UK green policy risks development, say Scots ministers
UK government policy on green energy developments risks future development in the industry, Scottish ministers have said.
Westminster ministers have said they would cut support for onshore wind and solar energy, but give more backing to offshore wind power.
The shift was described as a "a rebalancing", with no change in overall spending.
The Scottish government said the offshore concession was "modest".
Labour said "chopping and changing" pricing was bad for business.
Under the UK government plans, the price producers are promised for onshore wind power and solar energy will be cut from 2015, while the amount paid for offshore wind power will be increased.
Government sources said there had been so much investment in onshore wind and solar energy that they no longer needed so much state support.
In contrast, they said, offshore wind sources still needed more subsidy to encourage long-term investment.
At the same time, Downing Street denied that the move was in response to public concern that wind farms were blighting the countryside, with the prime minister's official spokesman adding: "The decision was based purely on the falling cost of onshore wind farms."

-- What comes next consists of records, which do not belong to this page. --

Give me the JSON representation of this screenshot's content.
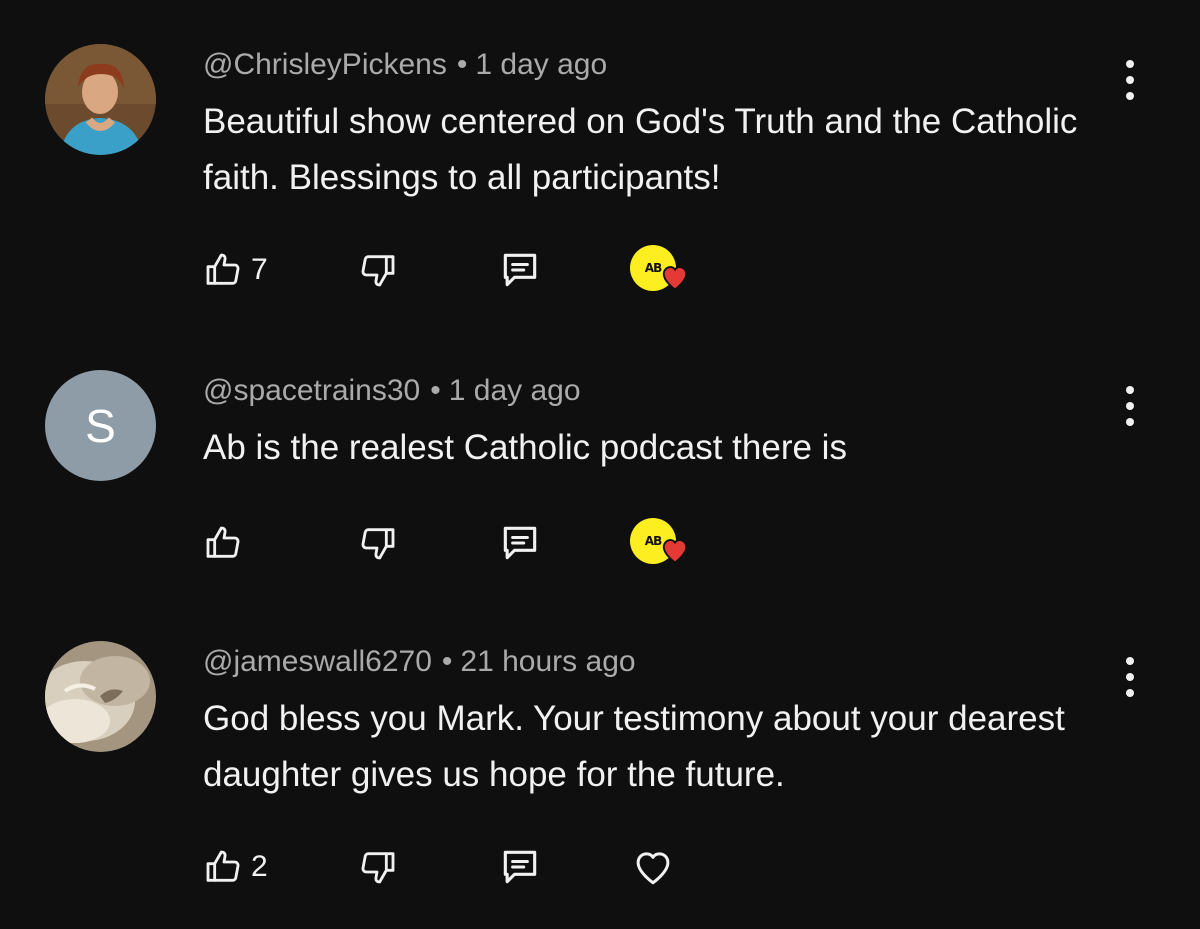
{
  "comments": [
    {
      "handle": "@ChrisleyPickens",
      "separator": "•",
      "time": "1 day ago",
      "text": "Beautiful show centered on God's Truth and the Catholic faith.  Blessings to all participants!",
      "likes": "7",
      "avatar": "photo-woman",
      "creator_heart": true
    },
    {
      "handle": "@spacetrains30",
      "separator": "•",
      "time": "1 day ago",
      "text": "Ab is the realest Catholic podcast there is",
      "likes": "",
      "avatar_letter": "S",
      "creator_heart": true
    },
    {
      "handle": "@jameswall6270",
      "separator": "•",
      "time": "21 hours ago",
      "text": "God bless you Mark. Your testimony about your dearest daughter gives us hope for the future.",
      "likes": "2",
      "avatar": "photo-fur",
      "creator_heart": false
    }
  ],
  "creator_badge_text": "AB",
  "icons": {
    "like": "thumbs-up-icon",
    "dislike": "thumbs-down-icon",
    "reply": "reply-comment-icon",
    "heart": "heart-outline-icon",
    "more": "more-vert-icon"
  },
  "colors": {
    "background": "#0f0f0f",
    "meta": "#aaaaaa",
    "text": "#f1f1f1",
    "creator_badge": "#fcee21",
    "heart": "#e53935"
  }
}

The Scottish government said renewable energy developments should continue in as many areas as possible, provided projects were suitable located.
SNP Energy Minister Fergus Ewing, said: "Whilst I welcome the modest concessions made to the offshore sector, I am concerned that Scotland and the UK are forfeiting the opportunity to develop this industry - thus losing out on jobs and investment.
"However, the UK's ambitions for offshore wind, wave and tidal are still pitched too low, and the risk remains that this support will not be sufficient to build capacity in the supply chain and attract the necessary levels of inward investment to Scotland."
But the UK government's announcement was welcomed by developer Mainstream Renewable Power, whose planned 450-megawatt, offshore wind farm in the outer Firth of Forth will become one of the first projects to benefit from the new scheme.
Chief Executive Andy Kinsella, said: "Today's announcement is a key driver in enabling Mainstream to reach financial close with the project in 2014 and to start construction in 2015."
"The project remains on track to be the first large-scale offshore wind farm deployed in Scottish waters and the first offshore wind farm in the UK to attract true non-recourse project finance at the construction stage.
"We look forward to continuing our work with Department of Energy and Climate Change to secure an investment contract in early 2014."
But another renewable energy firm, Glasgow-based UrbanWind, accused the UK government of "pandering" to anti-wind farm campaigners.
Its chief executive, Paul McCullagh, said small-scale, onshore wind was a vital part of Britain's future energy mix.
"The government has ham-fistedly and naively lumped all types of on-shore wind together and made the draconian move of cutting subsidies across the board," he said.
Gina Hanrahan, from environmental body WWF Scotland, welcomed increased support for offshore wind, but added: "Unless offshore wind is rolled out at greater scale by 2020, we risk not achieving the cost reductions we need to establish the UK as an offshore wind powerhouse."
The shift on wind energy came ahead of Chancellor George Osborne's Autumn Statement, which he will deliver to MPs on Thursday.